- _Task brief_: Output all records verbatim.
********************
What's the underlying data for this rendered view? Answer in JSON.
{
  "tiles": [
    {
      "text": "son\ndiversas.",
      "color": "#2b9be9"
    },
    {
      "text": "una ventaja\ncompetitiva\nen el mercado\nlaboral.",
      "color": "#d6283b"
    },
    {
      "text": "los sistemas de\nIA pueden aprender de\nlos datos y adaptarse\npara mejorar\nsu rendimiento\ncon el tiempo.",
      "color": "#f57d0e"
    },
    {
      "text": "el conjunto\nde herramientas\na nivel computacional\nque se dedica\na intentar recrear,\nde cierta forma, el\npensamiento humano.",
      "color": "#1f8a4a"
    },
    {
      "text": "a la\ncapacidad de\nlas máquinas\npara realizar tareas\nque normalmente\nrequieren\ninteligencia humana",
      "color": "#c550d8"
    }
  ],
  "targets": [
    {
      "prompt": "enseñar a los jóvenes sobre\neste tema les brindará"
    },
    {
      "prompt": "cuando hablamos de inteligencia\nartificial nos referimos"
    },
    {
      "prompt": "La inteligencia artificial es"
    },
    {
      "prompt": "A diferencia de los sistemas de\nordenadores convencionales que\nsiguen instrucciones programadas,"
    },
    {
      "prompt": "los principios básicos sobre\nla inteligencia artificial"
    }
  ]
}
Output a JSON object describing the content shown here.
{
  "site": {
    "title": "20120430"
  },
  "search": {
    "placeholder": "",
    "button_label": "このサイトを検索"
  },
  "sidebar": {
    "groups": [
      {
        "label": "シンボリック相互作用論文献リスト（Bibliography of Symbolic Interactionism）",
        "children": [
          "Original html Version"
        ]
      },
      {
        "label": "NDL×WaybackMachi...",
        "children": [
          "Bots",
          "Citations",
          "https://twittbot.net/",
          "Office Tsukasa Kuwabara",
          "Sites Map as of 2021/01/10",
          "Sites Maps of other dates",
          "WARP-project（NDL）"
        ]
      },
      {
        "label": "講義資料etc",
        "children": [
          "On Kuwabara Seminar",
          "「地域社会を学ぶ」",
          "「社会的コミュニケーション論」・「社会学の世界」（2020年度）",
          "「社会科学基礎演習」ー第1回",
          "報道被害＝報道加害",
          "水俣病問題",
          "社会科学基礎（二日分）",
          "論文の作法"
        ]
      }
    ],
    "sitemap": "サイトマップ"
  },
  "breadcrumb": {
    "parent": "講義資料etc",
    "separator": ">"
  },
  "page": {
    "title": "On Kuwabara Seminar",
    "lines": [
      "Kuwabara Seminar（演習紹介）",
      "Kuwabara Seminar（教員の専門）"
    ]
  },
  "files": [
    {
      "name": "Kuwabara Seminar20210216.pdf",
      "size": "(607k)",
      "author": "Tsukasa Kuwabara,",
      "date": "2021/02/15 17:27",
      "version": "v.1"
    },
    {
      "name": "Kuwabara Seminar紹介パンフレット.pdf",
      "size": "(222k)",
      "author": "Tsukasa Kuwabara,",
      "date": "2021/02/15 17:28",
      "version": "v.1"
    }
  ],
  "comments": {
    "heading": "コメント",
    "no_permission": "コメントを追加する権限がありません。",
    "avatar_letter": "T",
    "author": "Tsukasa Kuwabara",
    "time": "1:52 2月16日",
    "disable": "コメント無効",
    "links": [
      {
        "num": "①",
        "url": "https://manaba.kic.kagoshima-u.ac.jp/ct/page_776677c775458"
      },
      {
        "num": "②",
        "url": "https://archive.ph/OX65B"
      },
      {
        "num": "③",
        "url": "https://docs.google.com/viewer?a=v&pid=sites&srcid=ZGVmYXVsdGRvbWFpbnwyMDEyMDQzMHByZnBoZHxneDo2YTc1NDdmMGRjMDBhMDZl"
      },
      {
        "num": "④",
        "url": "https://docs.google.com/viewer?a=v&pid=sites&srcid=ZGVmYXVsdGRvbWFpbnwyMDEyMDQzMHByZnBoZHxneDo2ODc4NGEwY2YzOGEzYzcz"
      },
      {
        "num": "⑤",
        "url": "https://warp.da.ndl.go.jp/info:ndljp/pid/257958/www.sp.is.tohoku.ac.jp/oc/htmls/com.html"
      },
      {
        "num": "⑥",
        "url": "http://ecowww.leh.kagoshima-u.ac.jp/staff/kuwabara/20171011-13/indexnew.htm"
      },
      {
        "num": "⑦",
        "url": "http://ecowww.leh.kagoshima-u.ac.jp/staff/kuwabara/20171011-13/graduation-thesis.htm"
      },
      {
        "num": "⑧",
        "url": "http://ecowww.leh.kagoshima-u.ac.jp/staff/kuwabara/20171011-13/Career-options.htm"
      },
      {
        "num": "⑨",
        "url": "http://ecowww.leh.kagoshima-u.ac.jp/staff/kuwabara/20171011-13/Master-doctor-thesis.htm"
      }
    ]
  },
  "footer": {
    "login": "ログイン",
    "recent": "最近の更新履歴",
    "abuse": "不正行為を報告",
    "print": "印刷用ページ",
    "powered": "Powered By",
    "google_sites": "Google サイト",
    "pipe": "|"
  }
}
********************
- _Result for this exercise_:
What's the underlying data for this rendered view? Answer in JSON.
{
  "tiles": [
    {
      "text": "son\ndiversas.",
      "color": "#2b9be9"
    },
    {
      "text": "una ventaja\ncompetitiva\nen el mercado\nlaboral.",
      "color": "#d6283b"
    },
    {
      "text": "los sistemas de\nIA pueden aprender de\nlos datos y adaptarse\npara mejorar\nsu rendimiento\ncon el tiempo.",
      "color": "#f57d0e"
    },
    {
      "text": "el conjunto\nde herramientas\na nivel computacional\nque se dedica\na intentar recrear,\nde cierta forma, el\npensamiento humano.",
      "color": "#1f8a4a"
    },
    {
      "text": "a la\ncapacidad de\nlas máquinas\npara realizar tareas\nque normalmente\nrequieren\ninteligencia humana",
      "color": "#c550d8"
    }
  ],
  "targets": [
    {
      "prompt": "enseñar a los jóvenes sobre\neste tema les brindará"
    },
    {
      "prompt": "cuando hablamos de inteligencia\nartificial nos referimos"
    },
    {
      "prompt": "La inteligencia artificial es"
    },
    {
      "prompt": "A diferencia de los sistemas de\nordenadores convencionales que\nsiguen instrucciones programadas,"
    },
    {
      "prompt": "los principios básicos sobre\nla inteligencia artificial"
    }
  ]
}
Output a JSON object describing the content shown here.
{
  "site": {
    "title": "20120430"
  },
  "search": {
    "placeholder": "",
    "button_label": "このサイトを検索"
  },
  "sidebar": {
    "groups": [
      {
        "label": "シンボリック相互作用論文献リスト（Bibliography of Symbolic Interactionism）",
        "children": [
          "Original html Version"
        ]
      },
      {
        "label": "NDL×WaybackMachi...",
        "children": [
          "Bots",
          "Citations",
          "https://twittbot.net/",
          "Office Tsukasa Kuwabara",
          "Sites Map as of 2021/01/10",
          "Sites Maps of other dates",
          "WARP-project（NDL）"
        ]
      },
      {
        "label": "講義資料etc",
        "children": [
          "On Kuwabara Seminar",
          "「地域社会を学ぶ」",
          "「社会的コミュニケーション論」・「社会学の世界」（2020年度）",
          "「社会科学基礎演習」ー第1回",
          "報道被害＝報道加害",
          "水俣病問題",
          "社会科学基礎（二日分）",
          "論文の作法"
        ]
      }
    ],
    "sitemap": "サイトマップ"
  },
  "breadcrumb": {
    "parent": "講義資料etc",
    "separator": ">"
  },
  "page": {
    "title": "On Kuwabara Seminar",
    "lines": [
      "Kuwabara Seminar（演習紹介）",
      "Kuwabara Seminar（教員の専門）"
    ]
  },
  "files": [
    {
      "name": "Kuwabara Seminar20210216.pdf",
      "size": "(607k)",
      "author": "Tsukasa Kuwabara,",
      "date": "2021/02/15 17:27",
      "version": "v.1"
    },
    {
      "name": "Kuwabara Seminar紹介パンフレット.pdf",
      "size": "(222k)",
      "author": "Tsukasa Kuwabara,",
      "date": "2021/02/15 17:28",
      "version": "v.1"
    }
  ],
  "comments": {
    "heading": "コメント",
    "no_permission": "コメントを追加する権限がありません。",
    "avatar_letter": "T",
    "author": "Tsukasa Kuwabara",
    "time": "1:52 2月16日",
    "disable": "コメント無効",
    "links": [
      {
        "num": "①",
        "url": "https://manaba.kic.kagoshima-u.ac.jp/ct/page_776677c775458"
      },
      {
        "num": "②",
        "url": "https://archive.ph/OX65B"
      },
      {
        "num": "③",
        "url": "https://docs.google.com/viewer?a=v&pid=sites&srcid=ZGVmYXVsdGRvbWFpbnwyMDEyMDQzMHByZnBoZHxneDo2YTc1NDdmMGRjMDBhMDZl"
      },
      {
        "num": "④",
        "url": "https://docs.google.com/viewer?a=v&pid=sites&srcid=ZGVmYXVsdGRvbWFpbnwyMDEyMDQzMHByZnBoZHxneDo2ODc4NGEwY2YzOGEzYzcz"
      },
      {
        "num": "⑤",
        "url": "https://warp.da.ndl.go.jp/info:ndljp/pid/257958/www.sp.is.tohoku.ac.jp/oc/htmls/com.html"
      },
      {
        "num": "⑥",
        "url": "http://ecowww.leh.kagoshima-u.ac.jp/staff/kuwabara/20171011-13/indexnew.htm"
      },
      {
        "num": "⑦",
        "url": "http://ecowww.leh.kagoshima-u.ac.jp/staff/kuwabara/20171011-13/graduation-thesis.htm"
      },
      {
        "num": "⑧",
        "url": "http://ecowww.leh.kagoshima-u.ac.jp/staff/kuwabara/20171011-13/Career-options.htm"
      },
      {
        "num": "⑨",
        "url": "http://ecowww.leh.kagoshima-u.ac.jp/staff/kuwabara/20171011-13/Master-doctor-thesis.htm"
      }
    ]
  },
  "footer": {
    "login": "ログイン",
    "recent": "最近の更新履歴",
    "abuse": "不正行為を報告",
    "print": "印刷用ページ",
    "powered": "Powered By",
    "google_sites": "Google サイト",
    "pipe": "|"
  }
}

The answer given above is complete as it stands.